## [PROBLEM TO SOLVE]
If a line in the entries includes "EURUSD", show that line.

Element data from apps and pages:

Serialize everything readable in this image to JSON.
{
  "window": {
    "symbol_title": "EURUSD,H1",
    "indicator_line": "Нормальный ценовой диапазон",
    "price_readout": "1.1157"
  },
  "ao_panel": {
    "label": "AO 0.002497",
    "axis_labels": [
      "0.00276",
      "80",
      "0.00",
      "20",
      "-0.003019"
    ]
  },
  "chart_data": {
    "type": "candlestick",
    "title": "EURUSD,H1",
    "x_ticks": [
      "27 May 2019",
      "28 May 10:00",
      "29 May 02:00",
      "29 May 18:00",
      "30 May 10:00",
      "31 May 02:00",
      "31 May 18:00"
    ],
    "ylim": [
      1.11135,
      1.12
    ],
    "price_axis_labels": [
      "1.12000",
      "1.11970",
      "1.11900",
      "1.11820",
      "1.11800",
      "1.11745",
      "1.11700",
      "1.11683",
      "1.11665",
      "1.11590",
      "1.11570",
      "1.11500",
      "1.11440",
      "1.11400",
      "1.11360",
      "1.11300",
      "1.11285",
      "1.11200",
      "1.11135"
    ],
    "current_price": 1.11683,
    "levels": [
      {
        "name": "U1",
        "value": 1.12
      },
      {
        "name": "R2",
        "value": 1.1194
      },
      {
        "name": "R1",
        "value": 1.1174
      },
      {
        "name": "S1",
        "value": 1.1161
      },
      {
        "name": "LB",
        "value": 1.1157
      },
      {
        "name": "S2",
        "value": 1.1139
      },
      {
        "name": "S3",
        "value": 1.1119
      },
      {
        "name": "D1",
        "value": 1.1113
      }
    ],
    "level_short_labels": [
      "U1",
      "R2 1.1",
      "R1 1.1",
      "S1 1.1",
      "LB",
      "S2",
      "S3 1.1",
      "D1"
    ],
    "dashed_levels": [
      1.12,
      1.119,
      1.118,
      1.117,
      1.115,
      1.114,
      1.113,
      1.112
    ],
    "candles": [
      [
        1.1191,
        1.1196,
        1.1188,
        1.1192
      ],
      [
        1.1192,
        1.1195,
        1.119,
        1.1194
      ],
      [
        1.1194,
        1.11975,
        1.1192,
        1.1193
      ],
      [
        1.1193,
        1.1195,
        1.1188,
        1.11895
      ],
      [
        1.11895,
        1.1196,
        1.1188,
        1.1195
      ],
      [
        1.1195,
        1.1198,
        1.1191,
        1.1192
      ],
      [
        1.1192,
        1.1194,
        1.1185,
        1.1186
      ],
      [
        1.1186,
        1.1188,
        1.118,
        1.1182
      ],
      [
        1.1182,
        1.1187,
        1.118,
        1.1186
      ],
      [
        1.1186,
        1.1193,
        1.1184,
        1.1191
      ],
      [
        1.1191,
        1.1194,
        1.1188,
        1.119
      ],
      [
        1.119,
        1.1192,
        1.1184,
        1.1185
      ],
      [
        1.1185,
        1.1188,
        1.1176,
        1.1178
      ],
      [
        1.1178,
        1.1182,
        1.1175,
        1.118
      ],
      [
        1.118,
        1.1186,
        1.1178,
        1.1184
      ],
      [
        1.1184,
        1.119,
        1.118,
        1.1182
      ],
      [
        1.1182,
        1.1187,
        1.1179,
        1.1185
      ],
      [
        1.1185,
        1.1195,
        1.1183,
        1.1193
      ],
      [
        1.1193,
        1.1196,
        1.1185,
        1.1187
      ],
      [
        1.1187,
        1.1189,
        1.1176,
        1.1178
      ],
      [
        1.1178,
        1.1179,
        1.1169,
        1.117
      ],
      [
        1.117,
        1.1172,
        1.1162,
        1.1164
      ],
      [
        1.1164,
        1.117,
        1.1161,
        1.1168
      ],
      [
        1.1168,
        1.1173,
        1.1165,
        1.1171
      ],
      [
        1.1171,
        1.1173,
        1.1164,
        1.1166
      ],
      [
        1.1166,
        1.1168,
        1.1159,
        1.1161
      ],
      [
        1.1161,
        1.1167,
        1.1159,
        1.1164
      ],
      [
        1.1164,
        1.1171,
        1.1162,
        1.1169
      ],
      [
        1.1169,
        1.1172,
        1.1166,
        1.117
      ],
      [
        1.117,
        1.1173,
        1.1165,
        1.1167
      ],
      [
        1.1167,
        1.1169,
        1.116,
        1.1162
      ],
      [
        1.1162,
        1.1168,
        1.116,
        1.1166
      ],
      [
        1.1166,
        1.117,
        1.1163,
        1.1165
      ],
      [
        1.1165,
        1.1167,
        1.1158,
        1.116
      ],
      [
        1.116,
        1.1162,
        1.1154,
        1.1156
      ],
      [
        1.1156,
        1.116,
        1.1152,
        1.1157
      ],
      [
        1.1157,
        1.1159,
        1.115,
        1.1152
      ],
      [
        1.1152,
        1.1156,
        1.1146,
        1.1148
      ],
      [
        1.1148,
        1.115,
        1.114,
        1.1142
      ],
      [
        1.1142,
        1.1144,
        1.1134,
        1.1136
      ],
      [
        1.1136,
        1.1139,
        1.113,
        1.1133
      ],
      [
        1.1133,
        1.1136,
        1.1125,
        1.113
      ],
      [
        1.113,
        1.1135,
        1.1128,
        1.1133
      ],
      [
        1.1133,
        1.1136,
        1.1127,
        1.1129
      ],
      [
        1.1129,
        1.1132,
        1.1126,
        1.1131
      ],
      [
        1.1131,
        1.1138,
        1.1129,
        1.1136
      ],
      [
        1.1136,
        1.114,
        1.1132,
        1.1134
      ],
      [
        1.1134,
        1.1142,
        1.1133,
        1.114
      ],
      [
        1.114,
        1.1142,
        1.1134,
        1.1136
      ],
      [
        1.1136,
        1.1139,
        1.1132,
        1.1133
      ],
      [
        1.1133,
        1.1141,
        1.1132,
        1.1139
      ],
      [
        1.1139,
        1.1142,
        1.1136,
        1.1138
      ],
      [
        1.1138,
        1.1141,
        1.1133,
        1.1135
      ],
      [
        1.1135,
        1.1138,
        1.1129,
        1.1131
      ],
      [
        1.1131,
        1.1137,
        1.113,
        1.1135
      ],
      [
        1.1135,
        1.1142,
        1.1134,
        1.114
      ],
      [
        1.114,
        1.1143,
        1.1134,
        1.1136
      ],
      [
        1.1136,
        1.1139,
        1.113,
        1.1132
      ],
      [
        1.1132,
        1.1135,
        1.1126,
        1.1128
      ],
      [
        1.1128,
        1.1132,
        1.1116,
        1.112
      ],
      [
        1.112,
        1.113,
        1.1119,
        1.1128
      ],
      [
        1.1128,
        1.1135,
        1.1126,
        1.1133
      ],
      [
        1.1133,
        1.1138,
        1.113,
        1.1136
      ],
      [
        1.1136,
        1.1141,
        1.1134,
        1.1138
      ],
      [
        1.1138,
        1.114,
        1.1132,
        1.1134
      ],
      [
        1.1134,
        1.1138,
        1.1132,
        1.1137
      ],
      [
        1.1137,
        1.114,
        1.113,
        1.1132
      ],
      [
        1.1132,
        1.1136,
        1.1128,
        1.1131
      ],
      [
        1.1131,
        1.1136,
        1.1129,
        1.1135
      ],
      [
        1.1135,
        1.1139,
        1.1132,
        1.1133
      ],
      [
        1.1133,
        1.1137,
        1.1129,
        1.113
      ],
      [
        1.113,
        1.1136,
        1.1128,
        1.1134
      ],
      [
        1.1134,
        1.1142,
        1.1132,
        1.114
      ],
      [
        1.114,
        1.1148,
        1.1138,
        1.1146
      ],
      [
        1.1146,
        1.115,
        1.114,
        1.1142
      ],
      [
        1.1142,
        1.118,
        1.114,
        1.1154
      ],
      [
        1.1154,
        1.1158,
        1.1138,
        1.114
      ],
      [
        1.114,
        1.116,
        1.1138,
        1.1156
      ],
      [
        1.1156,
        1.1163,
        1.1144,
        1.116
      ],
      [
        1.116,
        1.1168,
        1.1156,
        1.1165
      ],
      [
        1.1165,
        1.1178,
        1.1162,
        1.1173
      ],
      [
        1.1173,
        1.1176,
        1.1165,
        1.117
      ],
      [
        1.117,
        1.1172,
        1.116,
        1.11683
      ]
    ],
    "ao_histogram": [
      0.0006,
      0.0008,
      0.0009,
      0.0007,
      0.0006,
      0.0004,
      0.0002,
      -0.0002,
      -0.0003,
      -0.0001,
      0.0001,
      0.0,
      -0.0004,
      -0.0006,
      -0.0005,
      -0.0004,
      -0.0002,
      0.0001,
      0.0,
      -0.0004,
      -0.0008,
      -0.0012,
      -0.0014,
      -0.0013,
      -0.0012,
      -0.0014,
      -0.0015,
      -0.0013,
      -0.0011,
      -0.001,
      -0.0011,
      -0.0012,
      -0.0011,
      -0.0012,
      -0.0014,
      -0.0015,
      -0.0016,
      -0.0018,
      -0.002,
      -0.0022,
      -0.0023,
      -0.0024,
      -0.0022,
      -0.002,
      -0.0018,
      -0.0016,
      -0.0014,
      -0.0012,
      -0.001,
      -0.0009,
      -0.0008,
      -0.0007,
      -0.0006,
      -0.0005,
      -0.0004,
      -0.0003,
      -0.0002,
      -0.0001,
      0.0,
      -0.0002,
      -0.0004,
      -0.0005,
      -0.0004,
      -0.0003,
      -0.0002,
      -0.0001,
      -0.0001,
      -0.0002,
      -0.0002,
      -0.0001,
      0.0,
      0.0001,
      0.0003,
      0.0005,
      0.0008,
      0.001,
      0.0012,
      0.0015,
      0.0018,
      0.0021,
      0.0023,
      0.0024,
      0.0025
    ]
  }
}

## [RESPONSE TO THIS EXERCISE]
    "symbol_title": "EURUSD,H1",
    "title": "EURUSD,H1",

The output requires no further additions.